Retail banks have earned the trust of their customers, who believe banks help them find the right product based on their financial needs, according to the J.D. Power 2017 Canadian Banking Sales Practices and Advice Study. This article is copyright 2017 The Best Customer Guide.

The inaugural study gauged the effect of retail bank sales practices and financial advice on overall customer satisfaction across the five largest banks in Canada. While unauthorized accounts opened by banks are a serious issue, the study finds such occurrences to be rare. More common issues that destroy trust are customers feeling pressured to open an account and being surprised by fees after opening an account.

"When it comes to the most fundamental issues in a retail banking relationship - customers trusting their bank to do the right thing and to act ethically - Canada's retail banks get a clean bill of health," said Jim Miller, Senior Director of Retail Banking Services at J.D. Power. "But there are still areas where the perception of overly aggressive sales practices and surprise fees are having a negative influence on overall customer satisfaction. This creates a unique opportunity for retail banks to stop selling so hard and to start offering tailored financial advice, which can improve customer satisfaction and solidify the strong trust base that has already been built."

Following are key findings of the study:

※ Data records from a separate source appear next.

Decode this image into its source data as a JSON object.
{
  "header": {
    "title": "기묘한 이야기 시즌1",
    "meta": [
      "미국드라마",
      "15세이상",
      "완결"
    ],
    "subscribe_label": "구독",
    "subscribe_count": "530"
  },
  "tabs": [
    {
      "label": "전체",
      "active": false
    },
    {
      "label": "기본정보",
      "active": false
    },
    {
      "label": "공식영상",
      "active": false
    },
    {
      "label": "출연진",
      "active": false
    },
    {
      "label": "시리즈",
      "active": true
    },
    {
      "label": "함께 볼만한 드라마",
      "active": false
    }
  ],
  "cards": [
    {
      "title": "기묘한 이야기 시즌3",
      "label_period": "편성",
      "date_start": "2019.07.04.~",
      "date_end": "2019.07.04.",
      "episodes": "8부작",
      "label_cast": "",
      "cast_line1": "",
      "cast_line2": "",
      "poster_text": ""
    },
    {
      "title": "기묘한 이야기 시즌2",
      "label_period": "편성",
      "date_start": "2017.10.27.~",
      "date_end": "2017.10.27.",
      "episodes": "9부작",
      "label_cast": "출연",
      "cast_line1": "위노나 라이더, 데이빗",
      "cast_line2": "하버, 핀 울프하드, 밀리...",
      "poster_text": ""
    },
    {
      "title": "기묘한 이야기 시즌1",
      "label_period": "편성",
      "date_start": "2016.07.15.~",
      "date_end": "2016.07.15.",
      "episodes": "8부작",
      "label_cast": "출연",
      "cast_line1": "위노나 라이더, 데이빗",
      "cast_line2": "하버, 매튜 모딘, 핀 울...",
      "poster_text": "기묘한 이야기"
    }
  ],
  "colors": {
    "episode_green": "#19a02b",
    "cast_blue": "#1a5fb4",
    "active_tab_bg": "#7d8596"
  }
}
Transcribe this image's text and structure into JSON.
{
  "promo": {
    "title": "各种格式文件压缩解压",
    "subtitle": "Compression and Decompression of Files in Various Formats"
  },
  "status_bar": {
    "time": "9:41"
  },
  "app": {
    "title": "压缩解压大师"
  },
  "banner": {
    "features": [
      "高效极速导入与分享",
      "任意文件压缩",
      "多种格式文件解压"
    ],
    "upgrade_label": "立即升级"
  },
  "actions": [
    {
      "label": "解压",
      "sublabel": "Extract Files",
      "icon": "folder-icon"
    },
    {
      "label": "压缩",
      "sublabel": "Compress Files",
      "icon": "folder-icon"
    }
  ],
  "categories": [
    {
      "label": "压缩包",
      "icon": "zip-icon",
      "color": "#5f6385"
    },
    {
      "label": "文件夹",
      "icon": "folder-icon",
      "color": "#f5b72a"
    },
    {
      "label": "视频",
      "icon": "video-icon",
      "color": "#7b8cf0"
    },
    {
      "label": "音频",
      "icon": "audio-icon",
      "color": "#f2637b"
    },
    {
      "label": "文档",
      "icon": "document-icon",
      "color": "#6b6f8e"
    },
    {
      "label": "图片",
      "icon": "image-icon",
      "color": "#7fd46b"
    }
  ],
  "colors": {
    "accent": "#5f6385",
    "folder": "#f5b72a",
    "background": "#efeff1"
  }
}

  • Customers trust their banks and believe they act ethically: Among retail bank customers, 81% say they either "somewhat agree" or "strongly agree" that they trust their bank to do the right thing, and 75% say they believe their bank acts ethically. In-depth analysis shows that a statistically insignificant proportion of customers - less than 0.1% - had an unauthorized account opened by their bank in the past year.
  • Pressure to open new accounts persists with deleterious effect: When opening a new account, 9% of bank customers indicate they felt sales pressure from bank representatives. Of those, 14% say the pressure was significant. Overall satisfaction scores are 97 index points higher (on a 1,000-point scale) among customers who did not feel pressured by a representative when opening a new account, compared with those who did feel pressured.
  • Customers surprised by fees are less satisfied: When it comes to fees, 10% of bank customers indicate being surprised by fees associated with a new account. Overall satisfaction scores are 115 index points higher among customers who were not surprised by fees when opening a new account vs. those who were surprised. Fee surprises also destroy trust. Among customers who were not surprised by a fee, 45% say they "strongly agree" that they trust their bank to do the right thing, but drops to 23% among those who were surprised by a fee.
  • Fee transparency and customer engagement lead to higher satisfaction: When bank representatives completely explain fees up front, the frequency of fee-related surprises drops to 5%. Likewise, when representatives ask questions before suggesting a new account, overall satisfaction increases 78 index points and overall levels of trust increase by 12percentage points.
  • Advice - not sales - is key to greater satisfaction and loyalty: Among customers who received financial advice from their retail bank, 71% say they acted on it and roughly 59% of those customers say they opened a new account as a result of the advice. Overall satisfaction scores are 64 index points higher when bank customers receive financial advice, with 93% of customers who receive financial advice saying they either "probably will" or "definitely will" use the same financial institution the next time they need a bank account or product.